“I’m sure Atlas can see the absolute fear in my expression when I look at him, but he very calmly says, “Where do you want me?”.” 

After that incident, we are further introduced to Atlas’s pal or as described in the book, his 12-year-old therapist, Theo, who he tells about Lily. Theo continuously calls him out for some of his cheesy pick-up lines and finally gives the audience a comedic environment, very different to the tone witnessed in It Ends With Us. Additionally, we find out that Atlas has a younger brother, Josh, who continues vandalizing Atlas’s restaurants due to a grudge he holds due to the lies his mother told him. Thankfully, Atlas conclusively catches him and the two develop a close relationship over the course of the book. It allows Lily and Atlas to have yet another thing in common as the two are both responsible for a child now and can help each other in certain circumstances.  

The book includes numerous sweet moments between Atlas and Lily as they develop their relationship through long facetime calls and deep messages. Eventually, Atlas asks Lily out, and they attempt to have dinner. However, Lily is now a single mother to her newborn daughter Emerson and is inevitably exhausted. Lily sleeps through their whole date whilst Atlas reads many diary entries that Lily wrote when they were younger. He sympathizes with her as she recalls her experience of watching Atlas being beaten by her own father to the point where he was taken away in an ambulance. He also gets to hear Lily’s perspective on lighter things such as the first time they said “I love you” or some of the memories they made when they would bake cookies or even sit on the bus together.   

Unfortunately, Lily endures another abusive encounter with her ex-husband, Ryle, as the built-up pressure of telling him about her rekindled relationship with Atlas explodes as Ryle sees evidence of them being together when coming to collect his daughter. Ryle ends up pushing Lily against a wall, wrapping his hands around her neck and leaving her speechless and petrified. This is the final straw for Lily, so she speaks to her mother, Ryle’s sister (Alyssa) and her husband Marshall and organise to meet with Ryle. The three inform Ryle that he needs to attend anger management classes if he wants to be a part of Emersons life. However, Lily’s final request shocks everyone. She poses the threat that if Ryle ever lays a hand on her again, she’ll drop everything to fight him in court. No matter what she must spend, no matter how long the case may take, she insists she will not give her daughter the same life her mother gave her.   

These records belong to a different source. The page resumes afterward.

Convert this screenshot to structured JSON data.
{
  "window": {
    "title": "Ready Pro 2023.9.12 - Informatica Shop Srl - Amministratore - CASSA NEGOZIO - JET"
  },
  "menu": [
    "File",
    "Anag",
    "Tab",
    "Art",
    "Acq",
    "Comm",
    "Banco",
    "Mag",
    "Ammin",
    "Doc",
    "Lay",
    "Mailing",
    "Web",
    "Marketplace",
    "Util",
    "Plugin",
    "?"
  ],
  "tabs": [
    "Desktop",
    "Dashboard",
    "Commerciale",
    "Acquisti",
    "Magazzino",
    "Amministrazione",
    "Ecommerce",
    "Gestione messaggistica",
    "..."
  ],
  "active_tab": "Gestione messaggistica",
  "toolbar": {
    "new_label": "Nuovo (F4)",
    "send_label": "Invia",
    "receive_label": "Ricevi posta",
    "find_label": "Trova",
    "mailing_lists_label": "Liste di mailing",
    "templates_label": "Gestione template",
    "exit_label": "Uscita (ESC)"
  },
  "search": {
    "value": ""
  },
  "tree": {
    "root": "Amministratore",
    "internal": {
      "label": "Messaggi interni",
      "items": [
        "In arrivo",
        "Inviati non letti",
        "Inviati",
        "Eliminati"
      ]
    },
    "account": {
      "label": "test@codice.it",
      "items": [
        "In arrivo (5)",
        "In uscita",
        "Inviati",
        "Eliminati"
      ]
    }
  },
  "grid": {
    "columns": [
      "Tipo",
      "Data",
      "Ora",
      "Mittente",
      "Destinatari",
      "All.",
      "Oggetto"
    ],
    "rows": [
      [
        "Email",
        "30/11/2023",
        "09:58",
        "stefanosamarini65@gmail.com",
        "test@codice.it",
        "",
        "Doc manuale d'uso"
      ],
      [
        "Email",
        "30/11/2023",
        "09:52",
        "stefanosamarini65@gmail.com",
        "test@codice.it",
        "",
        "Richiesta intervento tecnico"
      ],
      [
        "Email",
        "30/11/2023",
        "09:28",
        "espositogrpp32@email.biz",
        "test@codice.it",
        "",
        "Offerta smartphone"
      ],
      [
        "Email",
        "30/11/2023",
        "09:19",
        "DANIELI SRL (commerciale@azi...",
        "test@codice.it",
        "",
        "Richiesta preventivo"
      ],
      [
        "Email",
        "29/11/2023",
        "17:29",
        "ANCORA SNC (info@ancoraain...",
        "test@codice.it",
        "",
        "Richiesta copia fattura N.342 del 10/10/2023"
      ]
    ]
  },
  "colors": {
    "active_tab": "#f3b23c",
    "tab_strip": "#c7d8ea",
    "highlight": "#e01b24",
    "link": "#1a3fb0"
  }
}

A bittersweet ending unravels when we read Atlas’s wedding vows for Lily. After many years of waiting for each other, they finally get their happy ever after. I believe that It Starts With Us was a completely required sequel as it finally gave Lily and Atlas a chance to heal from their past. They got their opportunity to be together whilst also being healthy on their own. Atlas has Josh, Lily has Emerson, and they get to experience life together after being separated for many years. All the negative aspects of Lily and Atlas’s separate life are in the past and they finally get the future they both entirely deserve. The impact It Ends With Us and It Starts With Us had on readers was refreshing. Awareness for people in domestic abusive relationships was raised, and as readers, we got to understand the struggle people in abusive relationships suffer from and how hard it is to escape and rebound from such issues. Colleen Hoover has an enchanted way with words, and in these two books, she shows it. Two stories are beautifully written about Lily Bloom’s experience with abuse and how she healed, where Lily additionally ends up with someone who treats her well and shows her the correct way to be loved.